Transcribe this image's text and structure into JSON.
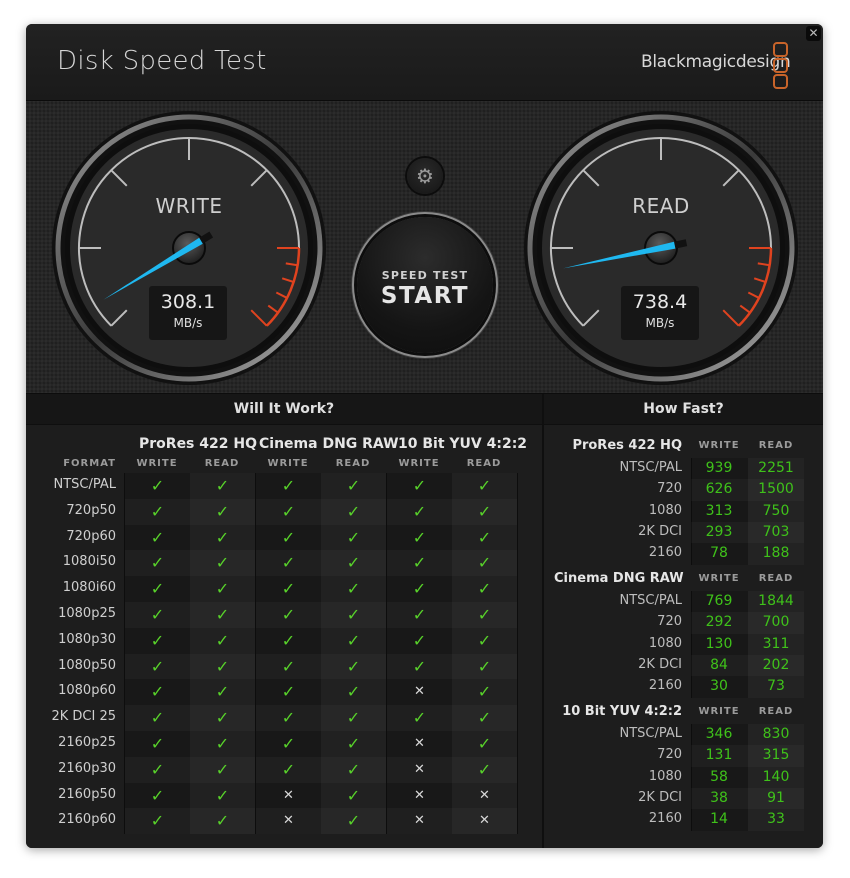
{
  "window": {
    "title": "Disk Speed Test",
    "brand": "Blackmagicdesign",
    "close_icon": "close-icon"
  },
  "gauges": {
    "write": {
      "label": "WRITE",
      "value": "308.1",
      "value_num": 308.1,
      "unit": "MB/s"
    },
    "read": {
      "label": "READ",
      "value": "738.4",
      "value_num": 738.4,
      "unit": "MB/s"
    },
    "needle_color": "#1fb8f0",
    "redzone_color": "#e0431f"
  },
  "controls": {
    "settings_icon": "gear-icon",
    "start_top": "SPEED TEST",
    "start_main": "START"
  },
  "will_it_work": {
    "title": "Will It Work?",
    "format_header": "FORMAT",
    "groups": [
      "ProRes 422 HQ",
      "Cinema DNG RAW",
      "10 Bit YUV 4:2:2"
    ],
    "subheaders": [
      "WRITE",
      "READ",
      "WRITE",
      "READ",
      "WRITE",
      "READ"
    ],
    "rows": [
      {
        "format": "NTSC/PAL",
        "results": [
          true,
          true,
          true,
          true,
          true,
          true
        ]
      },
      {
        "format": "720p50",
        "results": [
          true,
          true,
          true,
          true,
          true,
          true
        ]
      },
      {
        "format": "720p60",
        "results": [
          true,
          true,
          true,
          true,
          true,
          true
        ]
      },
      {
        "format": "1080i50",
        "results": [
          true,
          true,
          true,
          true,
          true,
          true
        ]
      },
      {
        "format": "1080i60",
        "results": [
          true,
          true,
          true,
          true,
          true,
          true
        ]
      },
      {
        "format": "1080p25",
        "results": [
          true,
          true,
          true,
          true,
          true,
          true
        ]
      },
      {
        "format": "1080p30",
        "results": [
          true,
          true,
          true,
          true,
          true,
          true
        ]
      },
      {
        "format": "1080p50",
        "results": [
          true,
          true,
          true,
          true,
          true,
          true
        ]
      },
      {
        "format": "1080p60",
        "results": [
          true,
          true,
          true,
          true,
          false,
          true
        ]
      },
      {
        "format": "2K DCI 25",
        "results": [
          true,
          true,
          true,
          true,
          true,
          true
        ]
      },
      {
        "format": "2160p25",
        "results": [
          true,
          true,
          true,
          true,
          false,
          true
        ]
      },
      {
        "format": "2160p30",
        "results": [
          true,
          true,
          true,
          true,
          false,
          true
        ]
      },
      {
        "format": "2160p50",
        "results": [
          true,
          true,
          false,
          true,
          false,
          false
        ]
      },
      {
        "format": "2160p60",
        "results": [
          true,
          true,
          false,
          true,
          false,
          false
        ]
      }
    ],
    "ok_symbol": "✓",
    "fail_symbol": "✕"
  },
  "how_fast": {
    "title": "How Fast?",
    "write_header": "WRITE",
    "read_header": "READ",
    "groups": [
      {
        "name": "ProRes 422 HQ",
        "rows": [
          {
            "format": "NTSC/PAL",
            "write": "939",
            "read": "2251"
          },
          {
            "format": "720",
            "write": "626",
            "read": "1500"
          },
          {
            "format": "1080",
            "write": "313",
            "read": "750"
          },
          {
            "format": "2K DCI",
            "write": "293",
            "read": "703"
          },
          {
            "format": "2160",
            "write": "78",
            "read": "188"
          }
        ]
      },
      {
        "name": "Cinema DNG RAW",
        "rows": [
          {
            "format": "NTSC/PAL",
            "write": "769",
            "read": "1844"
          },
          {
            "format": "720",
            "write": "292",
            "read": "700"
          },
          {
            "format": "1080",
            "write": "130",
            "read": "311"
          },
          {
            "format": "2K DCI",
            "write": "84",
            "read": "202"
          },
          {
            "format": "2160",
            "write": "30",
            "read": "73"
          }
        ]
      },
      {
        "name": "10 Bit YUV 4:2:2",
        "rows": [
          {
            "format": "NTSC/PAL",
            "write": "346",
            "read": "830"
          },
          {
            "format": "720",
            "write": "131",
            "read": "315"
          },
          {
            "format": "1080",
            "write": "58",
            "read": "140"
          },
          {
            "format": "2K DCI",
            "write": "38",
            "read": "91"
          },
          {
            "format": "2160",
            "write": "14",
            "read": "33"
          }
        ]
      }
    ]
  }
}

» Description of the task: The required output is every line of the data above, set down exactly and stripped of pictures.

» Result:
Transcribe this image's text and structure into JSON.
{
  "window": {
    "title": "Disk Speed Test",
    "brand": "Blackmagicdesign",
    "close_icon": "close-icon"
  },
  "gauges": {
    "write": {
      "label": "WRITE",
      "value": "308.1",
      "value_num": 308.1,
      "unit": "MB/s"
    },
    "read": {
      "label": "READ",
      "value": "738.4",
      "value_num": 738.4,
      "unit": "MB/s"
    },
    "needle_color": "#1fb8f0",
    "redzone_color": "#e0431f"
  },
  "controls": {
    "settings_icon": "gear-icon",
    "start_top": "SPEED TEST",
    "start_main": "START"
  },
  "will_it_work": {
    "title": "Will It Work?",
    "format_header": "FORMAT",
    "groups": [
      "ProRes 422 HQ",
      "Cinema DNG RAW",
      "10 Bit YUV 4:2:2"
    ],
    "subheaders": [
      "WRITE",
      "READ",
      "WRITE",
      "READ",
      "WRITE",
      "READ"
    ],
    "rows": [
      {
        "format": "NTSC/PAL",
        "results": [
          true,
          true,
          true,
          true,
          true,
          true
        ]
      },
      {
        "format": "720p50",
        "results": [
          true,
          true,
          true,
          true,
          true,
          true
        ]
      },
      {
        "format": "720p60",
        "results": [
          true,
          true,
          true,
          true,
          true,
          true
        ]
      },
      {
        "format": "1080i50",
        "results": [
          true,
          true,
          true,
          true,
          true,
          true
        ]
      },
      {
        "format": "1080i60",
        "results": [
          true,
          true,
          true,
          true,
          true,
          true
        ]
      },
      {
        "format": "1080p25",
        "results": [
          true,
          true,
          true,
          true,
          true,
          true
        ]
      },
      {
        "format": "1080p30",
        "results": [
          true,
          true,
          true,
          true,
          true,
          true
        ]
      },
      {
        "format": "1080p50",
        "results": [
          true,
          true,
          true,
          true,
          true,
          true
        ]
      },
      {
        "format": "1080p60",
        "results": [
          true,
          true,
          true,
          true,
          false,
          true
        ]
      },
      {
        "format": "2K DCI 25",
        "results": [
          true,
          true,
          true,
          true,
          true,
          true
        ]
      },
      {
        "format": "2160p25",
        "results": [
          true,
          true,
          true,
          true,
          false,
          true
        ]
      },
      {
        "format": "2160p30",
        "results": [
          true,
          true,
          true,
          true,
          false,
          true
        ]
      },
      {
        "format": "2160p50",
        "results": [
          true,
          true,
          false,
          true,
          false,
          false
        ]
      },
      {
        "format": "2160p60",
        "results": [
          true,
          true,
          false,
          true,
          false,
          false
        ]
      }
    ],
    "ok_symbol": "✓",
    "fail_symbol": "✕"
  },
  "how_fast": {
    "title": "How Fast?",
    "write_header": "WRITE",
    "read_header": "READ",
    "groups": [
      {
        "name": "ProRes 422 HQ",
        "rows": [
          {
            "format": "NTSC/PAL",
            "write": "939",
            "read": "2251"
          },
          {
            "format": "720",
            "write": "626",
            "read": "1500"
          },
          {
            "format": "1080",
            "write": "313",
            "read": "750"
          },
          {
            "format": "2K DCI",
            "write": "293",
            "read": "703"
          },
          {
            "format": "2160",
            "write": "78",
            "read": "188"
          }
        ]
      },
      {
        "name": "Cinema DNG RAW",
        "rows": [
          {
            "format": "NTSC/PAL",
            "write": "769",
            "read": "1844"
          },
          {
            "format": "720",
            "write": "292",
            "read": "700"
          },
          {
            "format": "1080",
            "write": "130",
            "read": "311"
          },
          {
            "format": "2K DCI",
            "write": "84",
            "read": "202"
          },
          {
            "format": "2160",
            "write": "30",
            "read": "73"
          }
        ]
      },
      {
        "name": "10 Bit YUV 4:2:2",
        "rows": [
          {
            "format": "NTSC/PAL",
            "write": "346",
            "read": "830"
          },
          {
            "format": "720",
            "write": "131",
            "read": "315"
          },
          {
            "format": "1080",
            "write": "58",
            "read": "140"
          },
          {
            "format": "2K DCI",
            "write": "38",
            "read": "91"
          },
          {
            "format": "2160",
            "write": "14",
            "read": "33"
          }
        ]
      }
    ]
  }
}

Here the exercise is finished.